I spent the afternoon listening to all five discs of the heralded American Epic box set while reading about race, labor, inequality, and the deafening sucking sound of American capitalism’s profit vacuum really cleaning “the carpet.” I’m not going to go into all that, but I will say that this collection will cross-reference about any decent book you might be reading while it’s playing.
Some simple observations:
1) I got it for Christmas, as every American household should have, for free, at the cost of the government.
2) The shit holds up extremely well after almost 90 years. In terms of emotional intensity, lyrical wit, and, heck, catchiness, it makes much current American music sound sleep-walked through.
3) As an owner of the Harry Smith Anthology of American Folk Music, American Epic‘s predecessor and model, I can confirm the sound is audibly improved (sometimes astonishingly so), there’s not that much song overlap, the non-Anthology selections are astute, the lyrics are consistently a trip, and the annotations are mostly primary sources–the performers themselves when possible–rather than scholars.
4) Not just because it’s different than the Smith collection–and it is, it’s got a different organizing principle–but it occurred to me that I no longer like Greil Marcus’ adjective “weird” in his famous quote about this stuff. It’s not weird; in fact, it’s the sound of normal humanity wrestling with life. Maybe it sounds weird to many of us because we’re more effectively repressed…not to say muzzled.
5) At $45 (the price I see most frequently), it is a bargain, baby. I’m thinking about buying one for a former student!
A favorite of mine from each disc for you to sample if you don’t know what this is–and, folks, there are no tracks that are merely good among the 100:

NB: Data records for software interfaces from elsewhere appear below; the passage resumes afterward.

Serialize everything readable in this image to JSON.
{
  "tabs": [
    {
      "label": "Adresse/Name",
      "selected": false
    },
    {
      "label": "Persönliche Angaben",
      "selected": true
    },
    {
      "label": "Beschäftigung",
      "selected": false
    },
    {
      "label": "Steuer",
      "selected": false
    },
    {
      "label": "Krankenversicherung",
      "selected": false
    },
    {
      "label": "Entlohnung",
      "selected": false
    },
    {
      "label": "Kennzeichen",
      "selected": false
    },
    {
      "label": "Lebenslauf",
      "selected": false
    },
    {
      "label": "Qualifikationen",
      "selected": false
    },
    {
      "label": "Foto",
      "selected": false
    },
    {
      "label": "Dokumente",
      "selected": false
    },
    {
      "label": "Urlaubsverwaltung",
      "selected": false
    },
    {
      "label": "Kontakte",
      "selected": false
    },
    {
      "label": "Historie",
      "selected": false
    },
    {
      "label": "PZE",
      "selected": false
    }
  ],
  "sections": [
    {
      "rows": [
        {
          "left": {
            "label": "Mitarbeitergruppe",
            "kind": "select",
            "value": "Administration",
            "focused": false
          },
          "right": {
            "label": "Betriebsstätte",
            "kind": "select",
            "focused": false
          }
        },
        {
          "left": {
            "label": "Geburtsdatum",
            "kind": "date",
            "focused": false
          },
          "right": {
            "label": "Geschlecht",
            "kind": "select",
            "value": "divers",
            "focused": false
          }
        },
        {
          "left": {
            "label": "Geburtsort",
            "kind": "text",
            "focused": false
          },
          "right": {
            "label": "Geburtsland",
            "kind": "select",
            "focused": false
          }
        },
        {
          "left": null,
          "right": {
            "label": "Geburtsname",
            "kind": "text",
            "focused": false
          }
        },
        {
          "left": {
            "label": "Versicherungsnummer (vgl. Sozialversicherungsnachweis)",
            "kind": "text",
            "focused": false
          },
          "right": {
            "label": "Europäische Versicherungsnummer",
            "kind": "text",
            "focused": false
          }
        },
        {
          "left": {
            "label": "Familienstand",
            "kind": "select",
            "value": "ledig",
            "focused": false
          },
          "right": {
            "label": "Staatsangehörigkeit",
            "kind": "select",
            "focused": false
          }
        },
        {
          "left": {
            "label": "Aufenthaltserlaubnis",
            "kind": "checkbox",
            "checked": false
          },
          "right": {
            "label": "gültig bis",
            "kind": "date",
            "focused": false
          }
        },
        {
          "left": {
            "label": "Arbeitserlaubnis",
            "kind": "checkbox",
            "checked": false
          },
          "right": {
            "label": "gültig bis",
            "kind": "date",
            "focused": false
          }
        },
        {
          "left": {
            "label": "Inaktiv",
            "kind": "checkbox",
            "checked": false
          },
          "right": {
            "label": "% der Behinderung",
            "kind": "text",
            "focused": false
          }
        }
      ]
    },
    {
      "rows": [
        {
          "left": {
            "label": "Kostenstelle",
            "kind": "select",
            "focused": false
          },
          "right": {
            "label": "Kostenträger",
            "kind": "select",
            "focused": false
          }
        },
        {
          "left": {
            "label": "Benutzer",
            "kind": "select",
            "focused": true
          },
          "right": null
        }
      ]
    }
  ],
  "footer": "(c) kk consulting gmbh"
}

I am still cranking The Best of the Ronettes in “The Lab”–my nickname for my truck cab, where I can be fully immersed. Such divine and sexy salvos!